• **Aim of the task**
The answer must be an exact copy of the records, with every picture left out.

• **Record set**
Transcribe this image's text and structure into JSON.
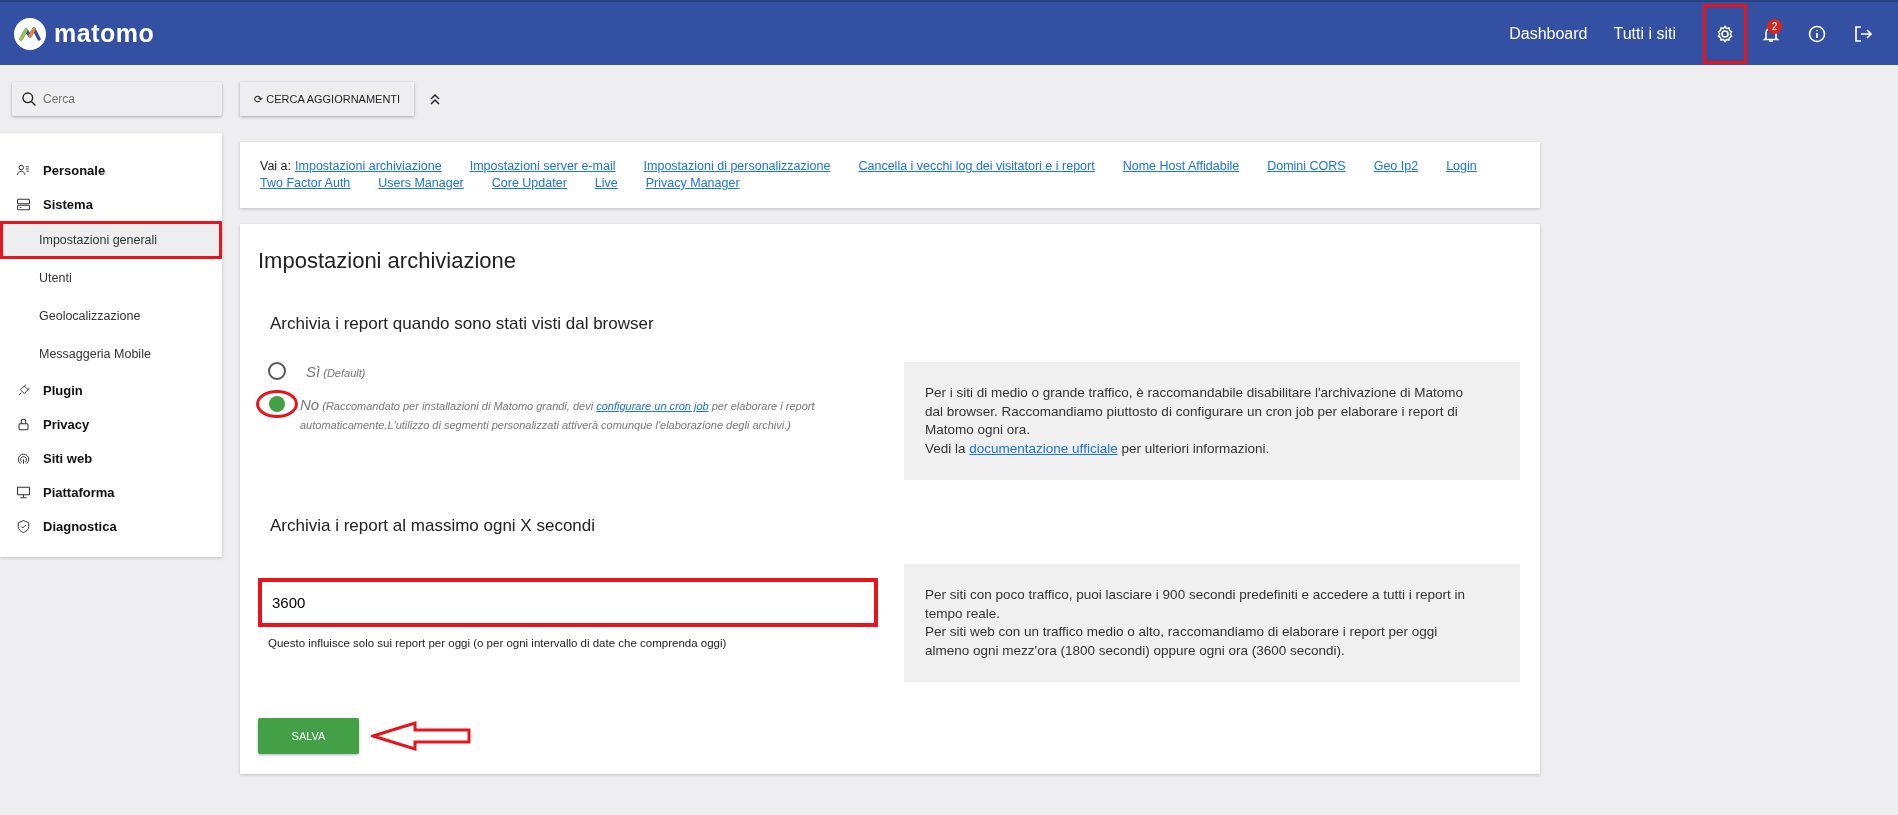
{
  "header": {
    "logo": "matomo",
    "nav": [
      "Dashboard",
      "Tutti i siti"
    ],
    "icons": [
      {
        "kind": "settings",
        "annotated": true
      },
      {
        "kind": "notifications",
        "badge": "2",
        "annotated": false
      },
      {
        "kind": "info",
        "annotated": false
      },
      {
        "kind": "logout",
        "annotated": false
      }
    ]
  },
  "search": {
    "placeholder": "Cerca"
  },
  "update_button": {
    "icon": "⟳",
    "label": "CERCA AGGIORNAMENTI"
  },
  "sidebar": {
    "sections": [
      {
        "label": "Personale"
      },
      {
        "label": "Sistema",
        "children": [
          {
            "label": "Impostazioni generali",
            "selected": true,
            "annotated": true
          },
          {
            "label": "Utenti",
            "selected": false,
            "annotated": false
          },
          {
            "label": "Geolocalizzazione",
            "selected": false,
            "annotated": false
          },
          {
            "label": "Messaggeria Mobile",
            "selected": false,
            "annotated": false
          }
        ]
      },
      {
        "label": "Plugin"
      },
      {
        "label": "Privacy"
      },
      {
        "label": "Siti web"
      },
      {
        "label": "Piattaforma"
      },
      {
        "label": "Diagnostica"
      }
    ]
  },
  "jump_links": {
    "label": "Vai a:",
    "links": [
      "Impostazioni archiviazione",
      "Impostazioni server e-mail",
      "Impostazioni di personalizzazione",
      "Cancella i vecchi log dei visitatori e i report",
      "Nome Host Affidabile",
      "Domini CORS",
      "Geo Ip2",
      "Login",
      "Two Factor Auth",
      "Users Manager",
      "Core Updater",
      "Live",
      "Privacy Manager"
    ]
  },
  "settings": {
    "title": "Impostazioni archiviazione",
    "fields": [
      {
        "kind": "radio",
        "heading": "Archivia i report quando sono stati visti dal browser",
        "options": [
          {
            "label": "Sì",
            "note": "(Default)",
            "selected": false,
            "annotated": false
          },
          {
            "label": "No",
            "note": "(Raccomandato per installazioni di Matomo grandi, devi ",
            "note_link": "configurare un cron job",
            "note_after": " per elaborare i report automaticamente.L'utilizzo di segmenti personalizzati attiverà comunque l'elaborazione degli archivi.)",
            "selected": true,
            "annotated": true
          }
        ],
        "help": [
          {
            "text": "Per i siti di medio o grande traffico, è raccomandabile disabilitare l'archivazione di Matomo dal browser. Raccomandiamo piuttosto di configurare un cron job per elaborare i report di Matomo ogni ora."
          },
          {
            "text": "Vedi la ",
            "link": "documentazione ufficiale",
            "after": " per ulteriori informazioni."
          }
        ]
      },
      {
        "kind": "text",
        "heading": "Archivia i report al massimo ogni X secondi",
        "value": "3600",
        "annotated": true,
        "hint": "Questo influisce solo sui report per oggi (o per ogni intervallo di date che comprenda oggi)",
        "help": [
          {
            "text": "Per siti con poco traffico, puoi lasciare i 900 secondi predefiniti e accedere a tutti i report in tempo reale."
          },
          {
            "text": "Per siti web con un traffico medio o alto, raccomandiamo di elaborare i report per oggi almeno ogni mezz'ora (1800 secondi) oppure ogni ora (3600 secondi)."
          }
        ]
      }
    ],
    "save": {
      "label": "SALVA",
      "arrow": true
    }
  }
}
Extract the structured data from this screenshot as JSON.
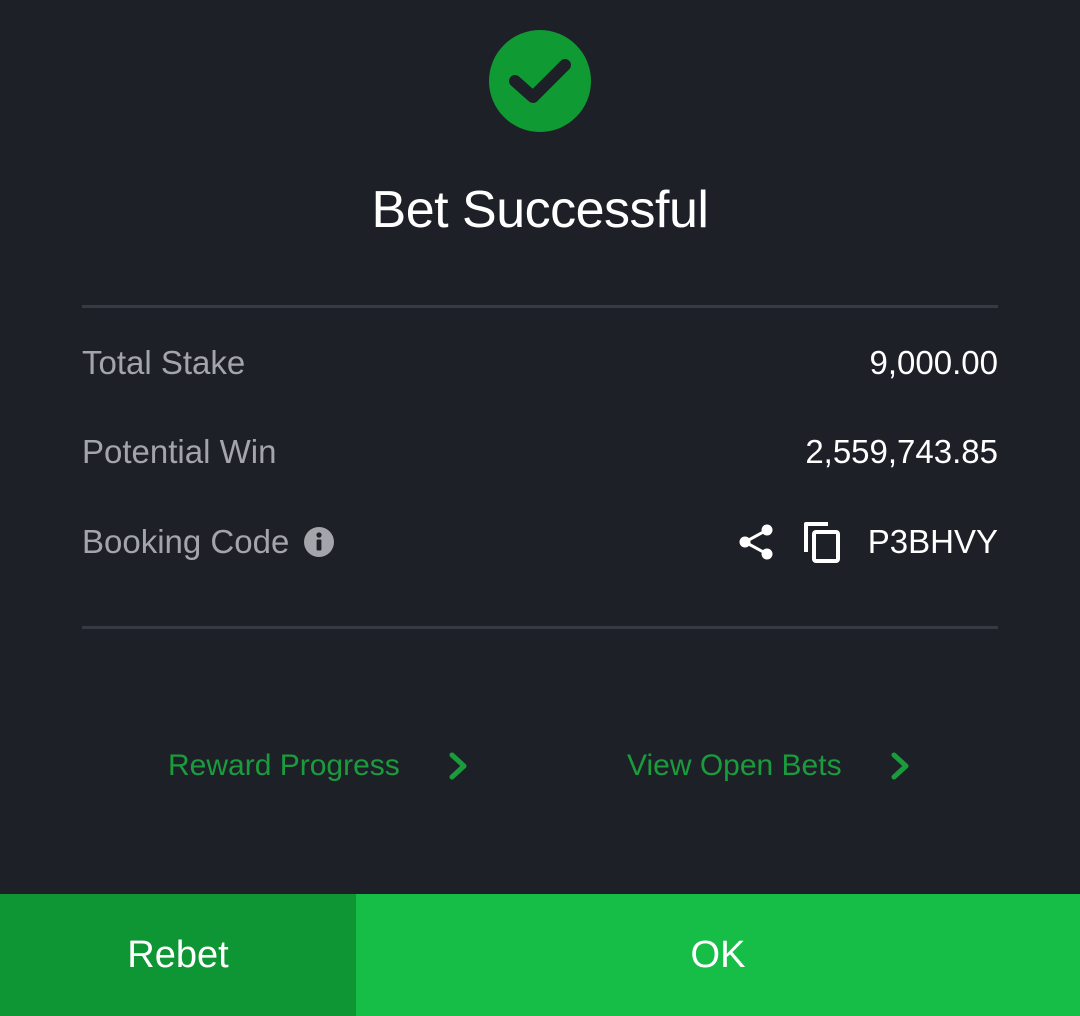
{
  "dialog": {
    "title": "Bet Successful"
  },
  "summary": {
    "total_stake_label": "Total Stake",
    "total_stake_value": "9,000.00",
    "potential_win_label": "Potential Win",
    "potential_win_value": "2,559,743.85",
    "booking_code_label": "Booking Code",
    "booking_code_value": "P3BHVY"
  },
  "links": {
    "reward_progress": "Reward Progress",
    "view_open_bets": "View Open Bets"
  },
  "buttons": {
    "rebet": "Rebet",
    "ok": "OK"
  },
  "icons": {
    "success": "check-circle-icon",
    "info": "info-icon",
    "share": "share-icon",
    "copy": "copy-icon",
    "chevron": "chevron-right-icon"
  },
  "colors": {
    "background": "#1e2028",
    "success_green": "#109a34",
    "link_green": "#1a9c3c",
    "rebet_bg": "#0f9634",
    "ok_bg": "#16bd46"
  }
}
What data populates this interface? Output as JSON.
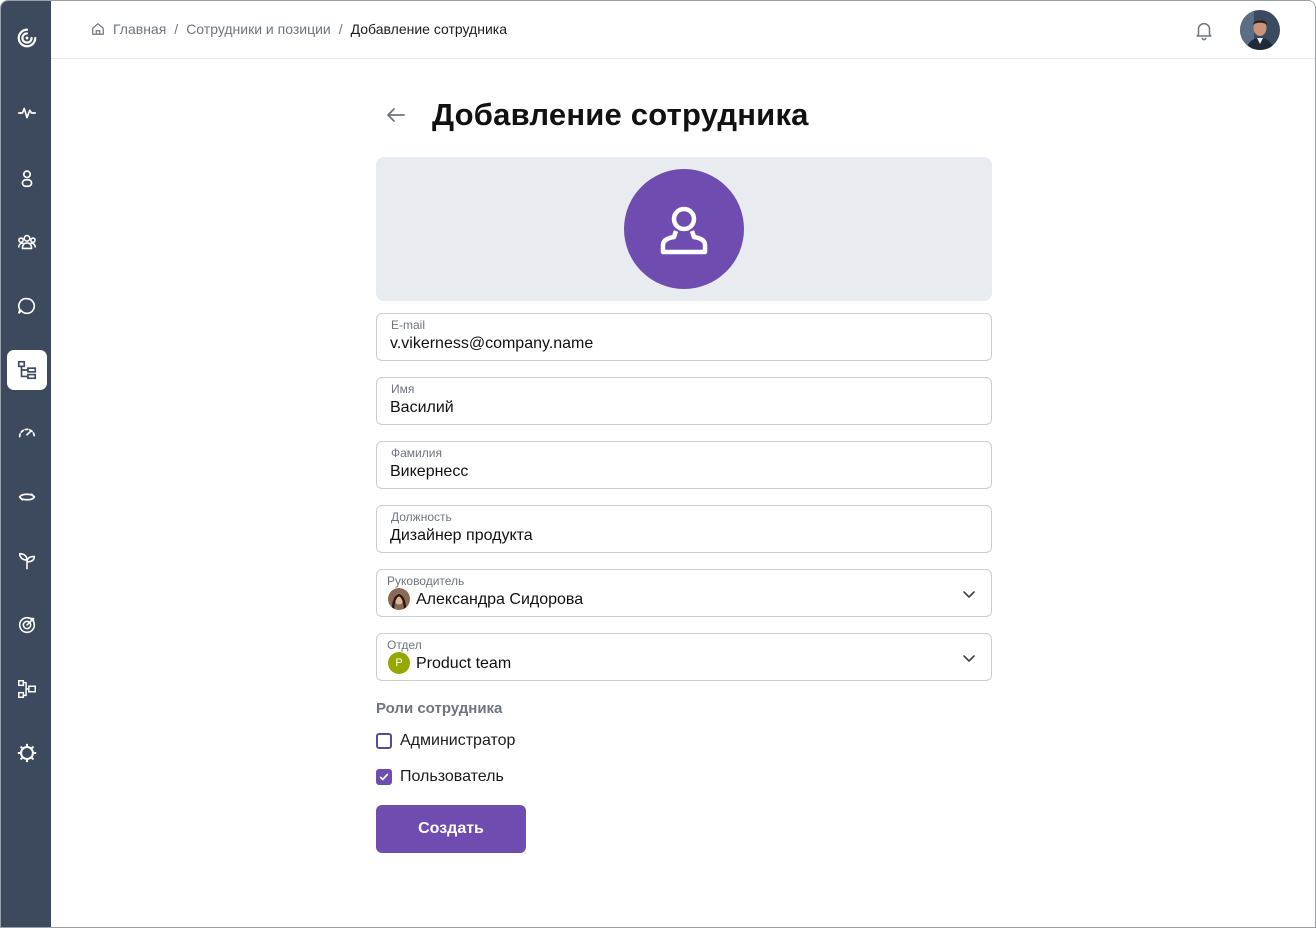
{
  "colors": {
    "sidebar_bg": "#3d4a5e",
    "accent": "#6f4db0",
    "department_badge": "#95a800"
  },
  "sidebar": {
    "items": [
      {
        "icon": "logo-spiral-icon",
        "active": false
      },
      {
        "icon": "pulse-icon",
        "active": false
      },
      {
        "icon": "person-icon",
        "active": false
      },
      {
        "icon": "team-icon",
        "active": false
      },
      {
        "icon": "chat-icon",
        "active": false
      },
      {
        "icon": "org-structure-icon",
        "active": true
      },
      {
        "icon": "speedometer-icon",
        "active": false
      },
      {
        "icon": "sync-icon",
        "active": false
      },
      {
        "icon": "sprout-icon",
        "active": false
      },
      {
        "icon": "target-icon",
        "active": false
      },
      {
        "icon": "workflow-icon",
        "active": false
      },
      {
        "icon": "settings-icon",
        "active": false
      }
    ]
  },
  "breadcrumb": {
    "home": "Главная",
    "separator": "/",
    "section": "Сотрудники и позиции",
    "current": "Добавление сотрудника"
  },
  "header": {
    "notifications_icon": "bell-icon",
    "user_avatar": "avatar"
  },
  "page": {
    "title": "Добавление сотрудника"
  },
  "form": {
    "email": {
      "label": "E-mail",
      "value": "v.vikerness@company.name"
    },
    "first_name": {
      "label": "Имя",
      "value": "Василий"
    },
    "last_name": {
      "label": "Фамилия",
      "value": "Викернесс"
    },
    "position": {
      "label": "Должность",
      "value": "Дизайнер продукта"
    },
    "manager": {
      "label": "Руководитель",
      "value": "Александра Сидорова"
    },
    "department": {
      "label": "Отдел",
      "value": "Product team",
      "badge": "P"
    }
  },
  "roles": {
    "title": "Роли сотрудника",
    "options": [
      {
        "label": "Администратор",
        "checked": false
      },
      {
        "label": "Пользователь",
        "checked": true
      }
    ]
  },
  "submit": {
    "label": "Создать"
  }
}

• **Result below**
Transcribe this image's text and structure into JSON.
{
  "header": {
    "logo": "matomo",
    "nav": [
      "Dashboard",
      "Tutti i siti"
    ],
    "icons": [
      {
        "kind": "settings",
        "annotated": true
      },
      {
        "kind": "notifications",
        "badge": "2",
        "annotated": false
      },
      {
        "kind": "info",
        "annotated": false
      },
      {
        "kind": "logout",
        "annotated": false
      }
    ]
  },
  "search": {
    "placeholder": "Cerca"
  },
  "update_button": {
    "icon": "⟳",
    "label": "CERCA AGGIORNAMENTI"
  },
  "sidebar": {
    "sections": [
      {
        "label": "Personale"
      },
      {
        "label": "Sistema",
        "children": [
          {
            "label": "Impostazioni generali",
            "selected": true,
            "annotated": true
          },
          {
            "label": "Utenti",
            "selected": false,
            "annotated": false
          },
          {
            "label": "Geolocalizzazione",
            "selected": false,
            "annotated": false
          },
          {
            "label": "Messaggeria Mobile",
            "selected": false,
            "annotated": false
          }
        ]
      },
      {
        "label": "Plugin"
      },
      {
        "label": "Privacy"
      },
      {
        "label": "Siti web"
      },
      {
        "label": "Piattaforma"
      },
      {
        "label": "Diagnostica"
      }
    ]
  },
  "jump_links": {
    "label": "Vai a:",
    "links": [
      "Impostazioni archiviazione",
      "Impostazioni server e-mail",
      "Impostazioni di personalizzazione",
      "Cancella i vecchi log dei visitatori e i report",
      "Nome Host Affidabile",
      "Domini CORS",
      "Geo Ip2",
      "Login",
      "Two Factor Auth",
      "Users Manager",
      "Core Updater",
      "Live",
      "Privacy Manager"
    ]
  },
  "settings": {
    "title": "Impostazioni archiviazione",
    "fields": [
      {
        "kind": "radio",
        "heading": "Archivia i report quando sono stati visti dal browser",
        "options": [
          {
            "label": "Sì",
            "note": "(Default)",
            "selected": false,
            "annotated": false
          },
          {
            "label": "No",
            "note": "(Raccomandato per installazioni di Matomo grandi, devi ",
            "note_link": "configurare un cron job",
            "note_after": " per elaborare i report automaticamente.L'utilizzo di segmenti personalizzati attiverà comunque l'elaborazione degli archivi.)",
            "selected": true,
            "annotated": true
          }
        ],
        "help": [
          {
            "text": "Per i siti di medio o grande traffico, è raccomandabile disabilitare l'archivazione di Matomo dal browser. Raccomandiamo piuttosto di configurare un cron job per elaborare i report di Matomo ogni ora."
          },
          {
            "text": "Vedi la ",
            "link": "documentazione ufficiale",
            "after": " per ulteriori informazioni."
          }
        ]
      },
      {
        "kind": "text",
        "heading": "Archivia i report al massimo ogni X secondi",
        "value": "3600",
        "annotated": true,
        "hint": "Questo influisce solo sui report per oggi (o per ogni intervallo di date che comprenda oggi)",
        "help": [
          {
            "text": "Per siti con poco traffico, puoi lasciare i 900 secondi predefiniti e accedere a tutti i report in tempo reale."
          },
          {
            "text": "Per siti web con un traffico medio o alto, raccomandiamo di elaborare i report per oggi almeno ogni mezz'ora (1800 secondi) oppure ogni ora (3600 secondi)."
          }
        ]
      }
    ],
    "save": {
      "label": "SALVA",
      "arrow": true
    }
  }
}
Extract the structured data from this screenshot as JSON.
{
  "dialog": {
    "title": "Bet Successful"
  },
  "summary": {
    "total_stake_label": "Total Stake",
    "total_stake_value": "9,000.00",
    "potential_win_label": "Potential Win",
    "potential_win_value": "2,559,743.85",
    "booking_code_label": "Booking Code",
    "booking_code_value": "P3BHVY"
  },
  "links": {
    "reward_progress": "Reward Progress",
    "view_open_bets": "View Open Bets"
  },
  "buttons": {
    "rebet": "Rebet",
    "ok": "OK"
  },
  "icons": {
    "success": "check-circle-icon",
    "info": "info-icon",
    "share": "share-icon",
    "copy": "copy-icon",
    "chevron": "chevron-right-icon"
  },
  "colors": {
    "background": "#1e2028",
    "success_green": "#109a34",
    "link_green": "#1a9c3c",
    "rebet_bg": "#0f9634",
    "ok_bg": "#16bd46"
  }
}
What data populates this interface? Output as JSON.
{
  "colors": {
    "sidebar_bg": "#3d4a5e",
    "accent": "#6f4db0",
    "department_badge": "#95a800"
  },
  "sidebar": {
    "items": [
      {
        "icon": "logo-spiral-icon",
        "active": false
      },
      {
        "icon": "pulse-icon",
        "active": false
      },
      {
        "icon": "person-icon",
        "active": false
      },
      {
        "icon": "team-icon",
        "active": false
      },
      {
        "icon": "chat-icon",
        "active": false
      },
      {
        "icon": "org-structure-icon",
        "active": true
      },
      {
        "icon": "speedometer-icon",
        "active": false
      },
      {
        "icon": "sync-icon",
        "active": false
      },
      {
        "icon": "sprout-icon",
        "active": false
      },
      {
        "icon": "target-icon",
        "active": false
      },
      {
        "icon": "workflow-icon",
        "active": false
      },
      {
        "icon": "settings-icon",
        "active": false
      }
    ]
  },
  "breadcrumb": {
    "home": "Главная",
    "separator": "/",
    "section": "Сотрудники и позиции",
    "current": "Добавление сотрудника"
  },
  "header": {
    "notifications_icon": "bell-icon",
    "user_avatar": "avatar"
  },
  "page": {
    "title": "Добавление сотрудника"
  },
  "form": {
    "email": {
      "label": "E-mail",
      "value": "v.vikerness@company.name"
    },
    "first_name": {
      "label": "Имя",
      "value": "Василий"
    },
    "last_name": {
      "label": "Фамилия",
      "value": "Викернесс"
    },
    "position": {
      "label": "Должность",
      "value": "Дизайнер продукта"
    },
    "manager": {
      "label": "Руководитель",
      "value": "Александра Сидорова"
    },
    "department": {
      "label": "Отдел",
      "value": "Product team",
      "badge": "P"
    }
  },
  "roles": {
    "title": "Роли сотрудника",
    "options": [
      {
        "label": "Администратор",
        "checked": false
      },
      {
        "label": "Пользователь",
        "checked": true
      }
    ]
  },
  "submit": {
    "label": "Создать"
  }
}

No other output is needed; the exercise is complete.